### Exercise brief
What lines of the data below hold the string "cannot"? Copy each one out.

### Available data
- - -

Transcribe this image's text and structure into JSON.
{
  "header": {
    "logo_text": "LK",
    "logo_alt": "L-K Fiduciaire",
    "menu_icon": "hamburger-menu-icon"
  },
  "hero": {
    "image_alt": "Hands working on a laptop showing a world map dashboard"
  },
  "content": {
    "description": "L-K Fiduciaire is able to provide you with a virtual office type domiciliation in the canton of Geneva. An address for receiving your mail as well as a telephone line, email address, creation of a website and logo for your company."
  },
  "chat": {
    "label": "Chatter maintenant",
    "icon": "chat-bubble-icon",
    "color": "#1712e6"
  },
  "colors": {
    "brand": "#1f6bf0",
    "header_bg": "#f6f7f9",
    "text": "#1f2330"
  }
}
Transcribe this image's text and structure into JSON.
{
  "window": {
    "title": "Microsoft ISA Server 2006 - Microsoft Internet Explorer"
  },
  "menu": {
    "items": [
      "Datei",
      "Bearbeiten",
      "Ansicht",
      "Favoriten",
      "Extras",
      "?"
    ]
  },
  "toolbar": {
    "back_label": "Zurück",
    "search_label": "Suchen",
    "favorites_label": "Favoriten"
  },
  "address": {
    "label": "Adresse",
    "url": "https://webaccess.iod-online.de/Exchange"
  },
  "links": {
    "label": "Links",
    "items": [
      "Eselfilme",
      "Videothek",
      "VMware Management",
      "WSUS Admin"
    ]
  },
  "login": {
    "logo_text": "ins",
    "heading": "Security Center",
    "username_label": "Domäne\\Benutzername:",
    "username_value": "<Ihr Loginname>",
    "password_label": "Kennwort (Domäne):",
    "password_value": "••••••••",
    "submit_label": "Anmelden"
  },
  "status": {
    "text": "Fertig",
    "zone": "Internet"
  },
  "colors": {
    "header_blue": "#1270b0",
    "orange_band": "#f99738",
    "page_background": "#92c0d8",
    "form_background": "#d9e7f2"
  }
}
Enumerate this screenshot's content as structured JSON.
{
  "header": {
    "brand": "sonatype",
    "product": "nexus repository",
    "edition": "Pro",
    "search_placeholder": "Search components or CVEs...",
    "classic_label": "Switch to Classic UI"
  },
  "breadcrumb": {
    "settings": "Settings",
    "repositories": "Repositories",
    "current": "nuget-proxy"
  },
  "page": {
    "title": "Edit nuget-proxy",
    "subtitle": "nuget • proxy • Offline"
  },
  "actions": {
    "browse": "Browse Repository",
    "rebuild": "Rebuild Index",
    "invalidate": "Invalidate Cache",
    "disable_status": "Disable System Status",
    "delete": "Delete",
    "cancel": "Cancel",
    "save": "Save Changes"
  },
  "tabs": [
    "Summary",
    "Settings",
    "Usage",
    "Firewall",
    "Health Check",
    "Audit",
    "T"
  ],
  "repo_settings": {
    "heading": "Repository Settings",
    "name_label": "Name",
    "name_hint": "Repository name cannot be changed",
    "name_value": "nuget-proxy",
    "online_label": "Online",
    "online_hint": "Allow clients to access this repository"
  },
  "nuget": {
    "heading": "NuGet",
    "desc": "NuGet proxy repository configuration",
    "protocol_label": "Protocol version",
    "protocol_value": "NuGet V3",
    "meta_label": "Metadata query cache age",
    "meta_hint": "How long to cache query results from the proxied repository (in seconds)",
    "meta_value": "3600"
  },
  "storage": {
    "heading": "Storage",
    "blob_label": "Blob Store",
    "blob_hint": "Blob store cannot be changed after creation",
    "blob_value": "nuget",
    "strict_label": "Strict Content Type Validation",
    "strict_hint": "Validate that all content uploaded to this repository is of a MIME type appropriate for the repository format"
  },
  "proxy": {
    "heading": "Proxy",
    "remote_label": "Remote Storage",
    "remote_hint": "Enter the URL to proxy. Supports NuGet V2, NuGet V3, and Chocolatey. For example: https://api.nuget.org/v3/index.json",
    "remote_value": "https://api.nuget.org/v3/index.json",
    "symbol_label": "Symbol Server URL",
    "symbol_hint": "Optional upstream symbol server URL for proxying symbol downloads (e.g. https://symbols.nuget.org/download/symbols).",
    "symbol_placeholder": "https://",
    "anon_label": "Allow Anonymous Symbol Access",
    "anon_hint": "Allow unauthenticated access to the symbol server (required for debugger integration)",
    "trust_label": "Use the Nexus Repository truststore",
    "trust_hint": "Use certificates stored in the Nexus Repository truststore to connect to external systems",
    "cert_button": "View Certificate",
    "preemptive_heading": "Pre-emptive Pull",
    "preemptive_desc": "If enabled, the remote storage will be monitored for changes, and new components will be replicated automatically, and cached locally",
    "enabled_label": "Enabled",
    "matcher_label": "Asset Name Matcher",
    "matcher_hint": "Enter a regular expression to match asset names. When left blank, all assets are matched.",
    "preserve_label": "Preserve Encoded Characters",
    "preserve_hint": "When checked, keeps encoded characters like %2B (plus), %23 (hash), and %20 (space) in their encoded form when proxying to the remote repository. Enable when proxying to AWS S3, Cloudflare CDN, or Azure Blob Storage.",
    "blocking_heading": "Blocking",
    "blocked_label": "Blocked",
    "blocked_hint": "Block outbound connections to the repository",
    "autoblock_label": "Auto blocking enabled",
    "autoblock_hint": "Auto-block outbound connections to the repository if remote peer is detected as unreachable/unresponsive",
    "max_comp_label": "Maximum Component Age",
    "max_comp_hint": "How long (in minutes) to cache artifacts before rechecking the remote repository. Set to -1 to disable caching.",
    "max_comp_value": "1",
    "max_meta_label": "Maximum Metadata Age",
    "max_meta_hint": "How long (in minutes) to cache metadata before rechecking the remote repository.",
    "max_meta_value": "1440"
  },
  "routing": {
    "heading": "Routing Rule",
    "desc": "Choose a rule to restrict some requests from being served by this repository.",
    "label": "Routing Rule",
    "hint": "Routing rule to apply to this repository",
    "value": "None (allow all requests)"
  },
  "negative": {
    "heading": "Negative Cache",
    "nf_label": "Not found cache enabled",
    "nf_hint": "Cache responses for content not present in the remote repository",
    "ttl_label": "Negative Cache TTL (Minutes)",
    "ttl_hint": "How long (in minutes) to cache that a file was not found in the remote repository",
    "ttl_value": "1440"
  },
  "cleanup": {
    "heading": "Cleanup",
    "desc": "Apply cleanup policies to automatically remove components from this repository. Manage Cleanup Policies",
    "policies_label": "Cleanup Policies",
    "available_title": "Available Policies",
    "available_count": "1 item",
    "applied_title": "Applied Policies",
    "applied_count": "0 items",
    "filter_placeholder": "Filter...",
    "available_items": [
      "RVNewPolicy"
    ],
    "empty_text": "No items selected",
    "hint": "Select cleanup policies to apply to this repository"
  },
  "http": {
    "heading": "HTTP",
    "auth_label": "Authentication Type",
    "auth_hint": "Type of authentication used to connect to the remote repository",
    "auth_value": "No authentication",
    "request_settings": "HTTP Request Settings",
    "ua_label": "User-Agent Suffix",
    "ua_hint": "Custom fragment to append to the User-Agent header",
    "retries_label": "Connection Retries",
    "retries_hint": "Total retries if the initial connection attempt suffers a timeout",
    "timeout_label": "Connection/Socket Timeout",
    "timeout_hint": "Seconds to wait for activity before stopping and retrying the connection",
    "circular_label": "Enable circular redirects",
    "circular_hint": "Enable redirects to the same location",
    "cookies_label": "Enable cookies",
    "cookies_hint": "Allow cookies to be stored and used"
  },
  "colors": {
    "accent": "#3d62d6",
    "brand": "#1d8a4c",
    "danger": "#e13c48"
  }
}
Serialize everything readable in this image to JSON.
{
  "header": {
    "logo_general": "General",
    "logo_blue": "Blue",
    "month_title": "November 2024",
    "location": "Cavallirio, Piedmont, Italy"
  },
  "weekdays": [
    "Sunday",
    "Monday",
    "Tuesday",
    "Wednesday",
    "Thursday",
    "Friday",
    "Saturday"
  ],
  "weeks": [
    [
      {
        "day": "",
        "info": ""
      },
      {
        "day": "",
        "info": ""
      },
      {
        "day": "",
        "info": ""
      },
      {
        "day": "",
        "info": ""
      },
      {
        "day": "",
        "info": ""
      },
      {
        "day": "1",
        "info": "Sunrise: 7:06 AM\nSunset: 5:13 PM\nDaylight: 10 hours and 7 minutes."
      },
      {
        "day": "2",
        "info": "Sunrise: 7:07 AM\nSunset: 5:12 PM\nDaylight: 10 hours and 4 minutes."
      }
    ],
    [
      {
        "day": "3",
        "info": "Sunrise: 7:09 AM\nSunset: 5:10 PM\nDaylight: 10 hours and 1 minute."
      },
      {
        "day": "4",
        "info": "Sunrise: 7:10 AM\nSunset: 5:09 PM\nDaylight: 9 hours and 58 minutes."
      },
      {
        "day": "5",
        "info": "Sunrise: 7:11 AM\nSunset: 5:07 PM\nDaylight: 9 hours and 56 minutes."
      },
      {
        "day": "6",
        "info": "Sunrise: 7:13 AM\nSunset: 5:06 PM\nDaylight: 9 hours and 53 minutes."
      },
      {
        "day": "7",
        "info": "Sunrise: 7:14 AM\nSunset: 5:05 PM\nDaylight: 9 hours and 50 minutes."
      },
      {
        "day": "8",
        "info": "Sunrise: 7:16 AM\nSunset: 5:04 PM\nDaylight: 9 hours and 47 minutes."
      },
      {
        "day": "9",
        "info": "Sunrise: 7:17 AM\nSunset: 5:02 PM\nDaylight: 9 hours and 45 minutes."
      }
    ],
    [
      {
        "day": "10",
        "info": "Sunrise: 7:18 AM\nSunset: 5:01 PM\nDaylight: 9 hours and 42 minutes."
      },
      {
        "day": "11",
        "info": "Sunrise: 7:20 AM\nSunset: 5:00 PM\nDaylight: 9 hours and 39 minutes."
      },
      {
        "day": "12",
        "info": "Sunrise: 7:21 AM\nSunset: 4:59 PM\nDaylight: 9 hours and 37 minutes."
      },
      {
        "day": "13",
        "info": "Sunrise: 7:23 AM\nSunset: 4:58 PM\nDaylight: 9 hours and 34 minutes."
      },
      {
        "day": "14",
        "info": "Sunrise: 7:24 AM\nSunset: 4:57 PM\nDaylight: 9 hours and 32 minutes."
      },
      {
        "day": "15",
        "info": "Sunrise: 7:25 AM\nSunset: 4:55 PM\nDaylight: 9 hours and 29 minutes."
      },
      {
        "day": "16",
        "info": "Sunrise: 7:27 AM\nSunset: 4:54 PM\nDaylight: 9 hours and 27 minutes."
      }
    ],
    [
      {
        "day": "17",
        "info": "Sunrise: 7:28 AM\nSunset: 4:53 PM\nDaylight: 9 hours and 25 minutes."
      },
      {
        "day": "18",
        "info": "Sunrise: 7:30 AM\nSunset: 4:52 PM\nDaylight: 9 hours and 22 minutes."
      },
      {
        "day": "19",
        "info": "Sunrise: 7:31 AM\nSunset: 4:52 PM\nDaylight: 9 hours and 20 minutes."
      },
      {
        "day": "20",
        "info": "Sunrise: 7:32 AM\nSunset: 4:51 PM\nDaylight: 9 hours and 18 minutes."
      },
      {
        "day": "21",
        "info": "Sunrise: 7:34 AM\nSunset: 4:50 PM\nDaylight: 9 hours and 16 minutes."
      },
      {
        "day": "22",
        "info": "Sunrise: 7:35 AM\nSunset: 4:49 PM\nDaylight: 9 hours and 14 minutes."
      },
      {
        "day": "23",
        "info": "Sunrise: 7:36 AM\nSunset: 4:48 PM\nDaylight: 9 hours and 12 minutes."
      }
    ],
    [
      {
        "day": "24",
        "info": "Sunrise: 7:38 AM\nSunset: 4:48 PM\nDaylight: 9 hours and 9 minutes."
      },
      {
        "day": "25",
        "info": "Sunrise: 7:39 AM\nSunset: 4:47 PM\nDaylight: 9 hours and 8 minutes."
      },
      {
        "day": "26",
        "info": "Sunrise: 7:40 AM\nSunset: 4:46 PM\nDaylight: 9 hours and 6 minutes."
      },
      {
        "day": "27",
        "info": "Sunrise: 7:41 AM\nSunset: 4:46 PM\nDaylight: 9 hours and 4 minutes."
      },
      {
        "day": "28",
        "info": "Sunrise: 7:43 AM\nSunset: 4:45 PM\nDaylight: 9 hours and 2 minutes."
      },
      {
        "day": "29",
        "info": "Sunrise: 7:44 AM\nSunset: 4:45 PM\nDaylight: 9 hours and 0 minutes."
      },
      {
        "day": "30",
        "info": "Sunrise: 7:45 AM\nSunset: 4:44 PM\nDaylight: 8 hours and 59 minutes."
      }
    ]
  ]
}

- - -

### Response to the exercise
    "name_hint": "Repository name cannot be changed",
    "blob_hint": "Blob store cannot be changed after creation",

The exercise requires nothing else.